===== Task inputs =====
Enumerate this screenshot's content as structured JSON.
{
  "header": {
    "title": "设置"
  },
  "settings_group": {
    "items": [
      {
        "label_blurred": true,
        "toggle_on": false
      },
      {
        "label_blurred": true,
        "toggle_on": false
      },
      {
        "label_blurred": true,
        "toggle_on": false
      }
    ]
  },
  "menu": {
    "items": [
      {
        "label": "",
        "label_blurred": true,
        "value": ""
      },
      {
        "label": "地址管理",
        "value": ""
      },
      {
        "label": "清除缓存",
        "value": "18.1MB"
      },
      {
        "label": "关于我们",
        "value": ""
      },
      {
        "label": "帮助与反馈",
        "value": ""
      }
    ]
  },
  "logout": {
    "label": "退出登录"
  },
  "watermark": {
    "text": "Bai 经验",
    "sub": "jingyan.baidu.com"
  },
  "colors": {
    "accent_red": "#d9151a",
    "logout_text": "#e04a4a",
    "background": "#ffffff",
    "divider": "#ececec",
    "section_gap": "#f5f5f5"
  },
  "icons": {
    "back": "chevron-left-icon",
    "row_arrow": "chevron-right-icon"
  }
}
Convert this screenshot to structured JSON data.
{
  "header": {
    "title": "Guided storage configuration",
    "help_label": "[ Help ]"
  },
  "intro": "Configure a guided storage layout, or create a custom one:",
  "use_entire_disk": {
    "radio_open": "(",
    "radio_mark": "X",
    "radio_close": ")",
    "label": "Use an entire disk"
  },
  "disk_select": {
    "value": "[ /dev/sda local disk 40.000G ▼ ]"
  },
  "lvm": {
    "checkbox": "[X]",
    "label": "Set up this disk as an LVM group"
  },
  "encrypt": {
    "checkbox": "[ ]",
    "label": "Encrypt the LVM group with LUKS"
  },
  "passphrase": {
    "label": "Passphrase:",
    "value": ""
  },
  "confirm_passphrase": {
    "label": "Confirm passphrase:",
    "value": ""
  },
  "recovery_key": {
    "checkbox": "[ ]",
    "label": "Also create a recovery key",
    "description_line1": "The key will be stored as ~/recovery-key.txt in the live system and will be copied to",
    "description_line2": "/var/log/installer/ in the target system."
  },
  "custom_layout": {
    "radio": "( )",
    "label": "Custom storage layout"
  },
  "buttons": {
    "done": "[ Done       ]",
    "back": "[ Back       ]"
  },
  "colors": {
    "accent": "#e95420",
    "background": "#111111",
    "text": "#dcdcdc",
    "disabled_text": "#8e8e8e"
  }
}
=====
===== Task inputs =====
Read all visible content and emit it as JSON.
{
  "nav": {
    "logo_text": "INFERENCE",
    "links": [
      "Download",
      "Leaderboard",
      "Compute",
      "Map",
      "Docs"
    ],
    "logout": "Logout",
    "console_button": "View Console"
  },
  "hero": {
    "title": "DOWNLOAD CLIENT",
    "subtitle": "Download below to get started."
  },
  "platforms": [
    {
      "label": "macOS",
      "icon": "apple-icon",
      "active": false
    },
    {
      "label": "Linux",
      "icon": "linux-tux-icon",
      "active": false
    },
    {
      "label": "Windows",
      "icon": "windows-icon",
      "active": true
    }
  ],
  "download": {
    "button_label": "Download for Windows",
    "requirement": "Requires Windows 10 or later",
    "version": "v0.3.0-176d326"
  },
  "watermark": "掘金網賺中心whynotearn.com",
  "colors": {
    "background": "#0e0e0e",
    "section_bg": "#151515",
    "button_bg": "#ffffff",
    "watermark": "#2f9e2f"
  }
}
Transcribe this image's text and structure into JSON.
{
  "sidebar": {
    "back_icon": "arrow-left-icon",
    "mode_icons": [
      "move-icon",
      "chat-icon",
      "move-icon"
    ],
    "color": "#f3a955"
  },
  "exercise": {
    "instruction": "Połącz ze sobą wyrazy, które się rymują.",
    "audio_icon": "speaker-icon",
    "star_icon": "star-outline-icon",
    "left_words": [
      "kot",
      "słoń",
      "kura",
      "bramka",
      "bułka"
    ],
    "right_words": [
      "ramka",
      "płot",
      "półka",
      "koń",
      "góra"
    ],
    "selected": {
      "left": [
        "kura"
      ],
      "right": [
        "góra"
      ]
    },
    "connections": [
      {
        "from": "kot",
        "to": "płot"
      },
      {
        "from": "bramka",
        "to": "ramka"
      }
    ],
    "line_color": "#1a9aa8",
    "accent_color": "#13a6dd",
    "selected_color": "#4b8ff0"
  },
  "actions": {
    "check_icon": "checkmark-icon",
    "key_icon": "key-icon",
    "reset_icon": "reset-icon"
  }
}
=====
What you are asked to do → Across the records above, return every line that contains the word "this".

Exercise response →
Enumerate this screenshot's content as structured JSON.
Convert this screenshot to structured JSON data.
    "label": "Set up this disk as an LVM group"
Transcribe this image's text and structure into JSON.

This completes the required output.